*** Opening of RECORDS ***
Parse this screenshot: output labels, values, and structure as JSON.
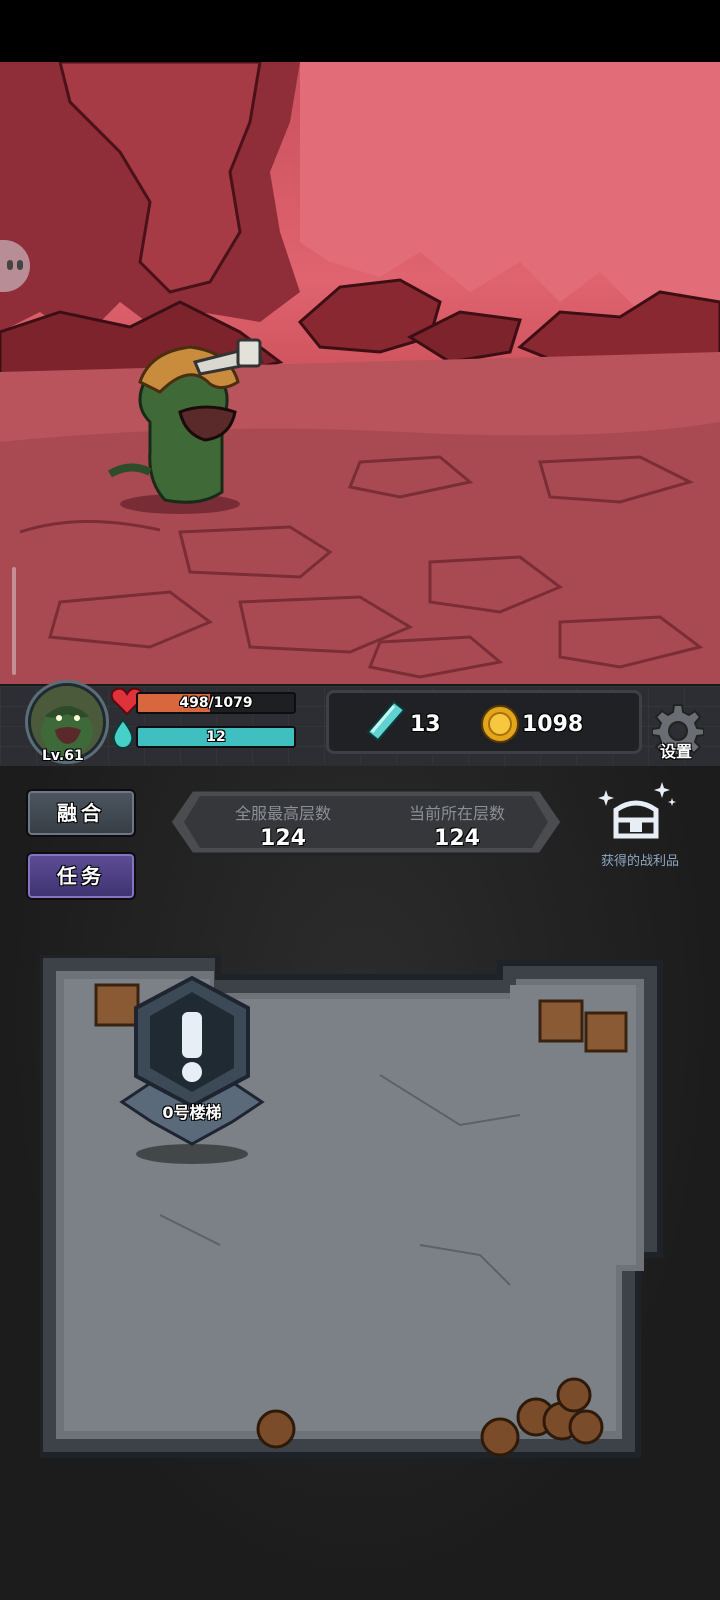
{
  "hero": {
    "level": "Lv.61"
  },
  "hp": {
    "text": "498/1079",
    "current": 498,
    "max": 1079
  },
  "mana": {
    "text": "12",
    "fill": 1.0
  },
  "resources": {
    "crystals": "13",
    "gold": "1098"
  },
  "settings": {
    "label": "设置"
  },
  "buttons": {
    "fusion": "融合",
    "tasks": "任务"
  },
  "floors": {
    "best_label": "全服最高层数",
    "best_value": "124",
    "current_label": "当前所在层数",
    "current_value": "124"
  },
  "loot": {
    "label": "获得的战利品"
  },
  "map": {
    "marker_label": "0号楼梯"
  },
  "colors": {
    "hp": "#d9673d",
    "mana": "#3fbfbf",
    "scene": "#d45a66",
    "task_button": "#4a3d85"
  }
}
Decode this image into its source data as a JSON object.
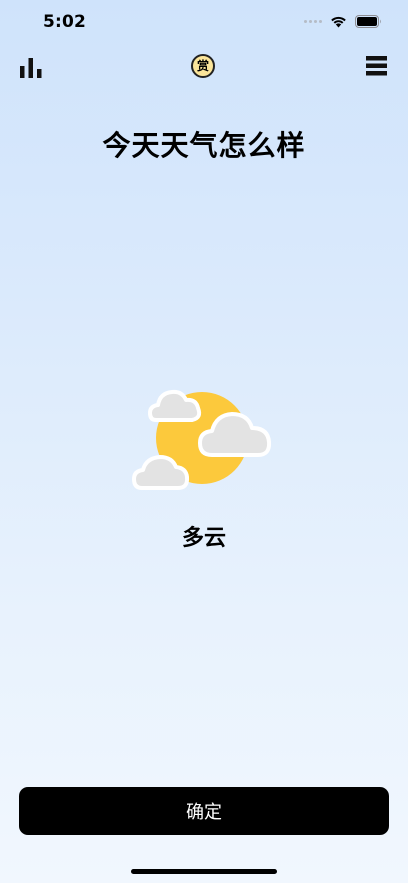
{
  "status_bar": {
    "time": "5:02",
    "icons": [
      "cellular-dots-icon",
      "wifi-icon",
      "battery-icon"
    ]
  },
  "top_bar": {
    "left_icon": "bar-chart-icon",
    "center_badge": "赏",
    "right_icon": "menu-icon"
  },
  "main": {
    "title": "今天天气怎么样",
    "weather_icon": "partly-cloudy-icon",
    "weather_label": "多云"
  },
  "confirm_button": {
    "label": "确定"
  },
  "colors": {
    "sun": "#fcc93c",
    "cloud_fill": "#e3e3e3",
    "cloud_outline": "#ffffff",
    "badge_bg": "#fbe59a",
    "button_bg": "#000000",
    "bg_top": "#cfe3fb",
    "bg_bottom": "#f1f7fe"
  }
}
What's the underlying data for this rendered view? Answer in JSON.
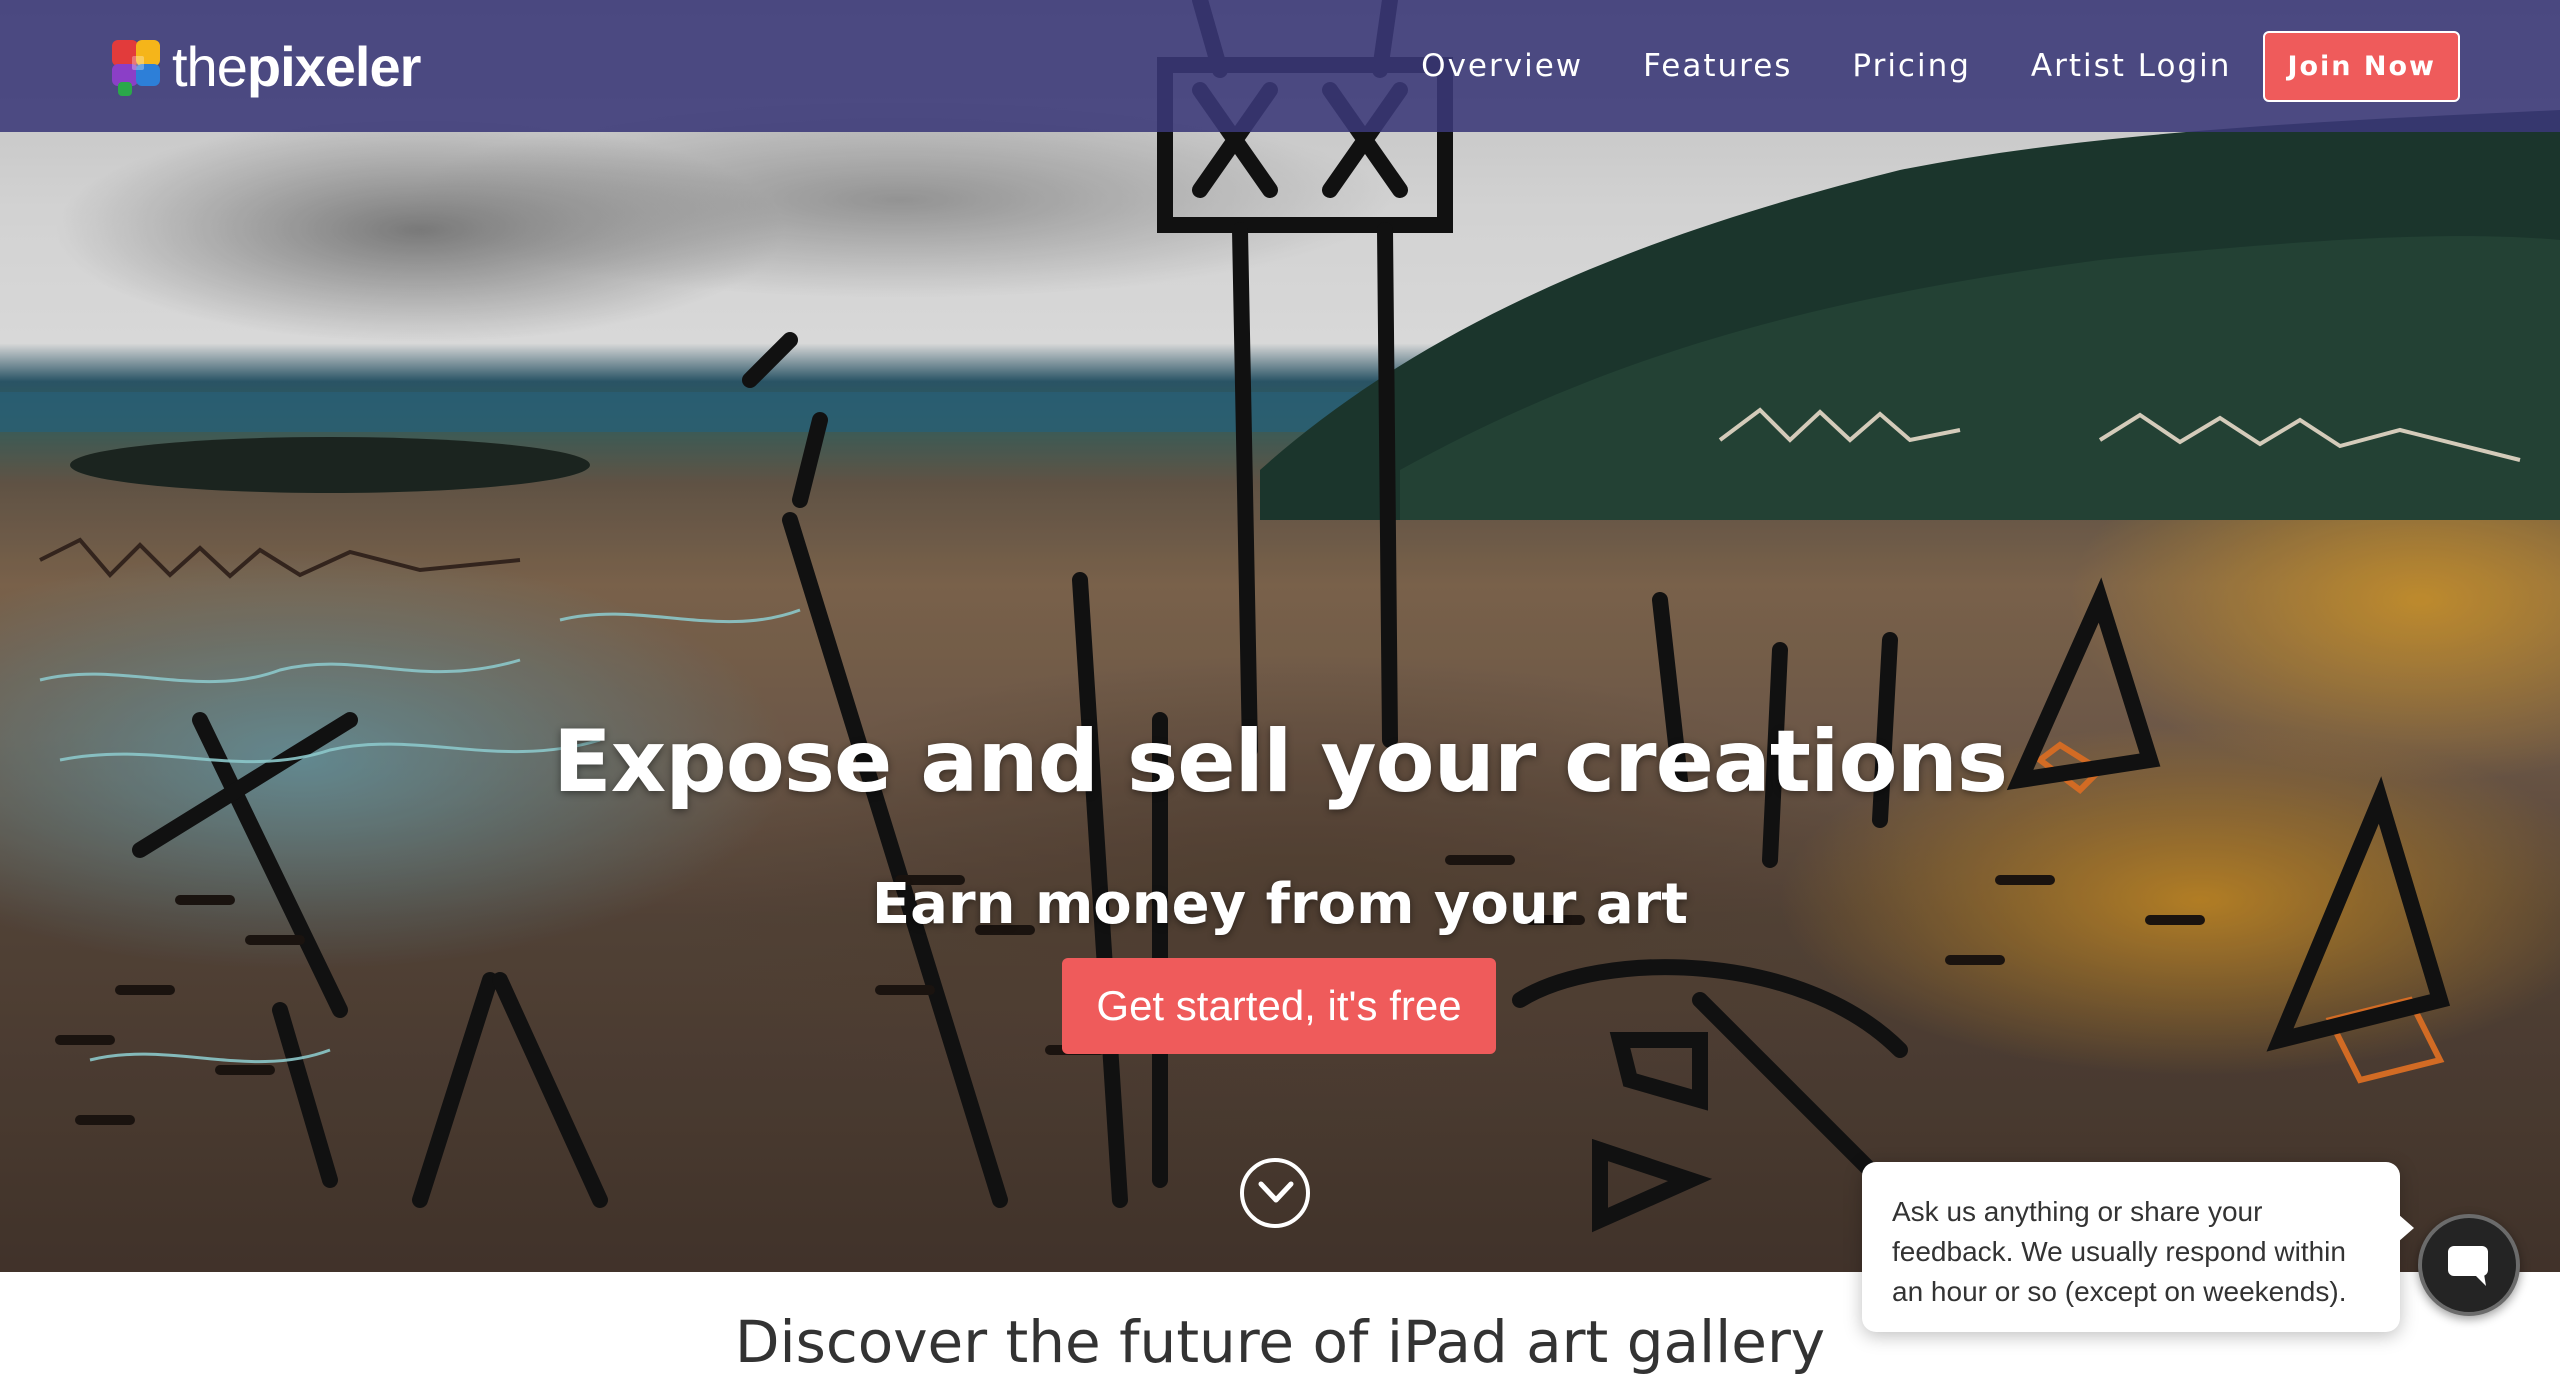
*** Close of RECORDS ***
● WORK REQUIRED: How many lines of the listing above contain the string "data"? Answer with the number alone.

● EXERCISE RESULT: 2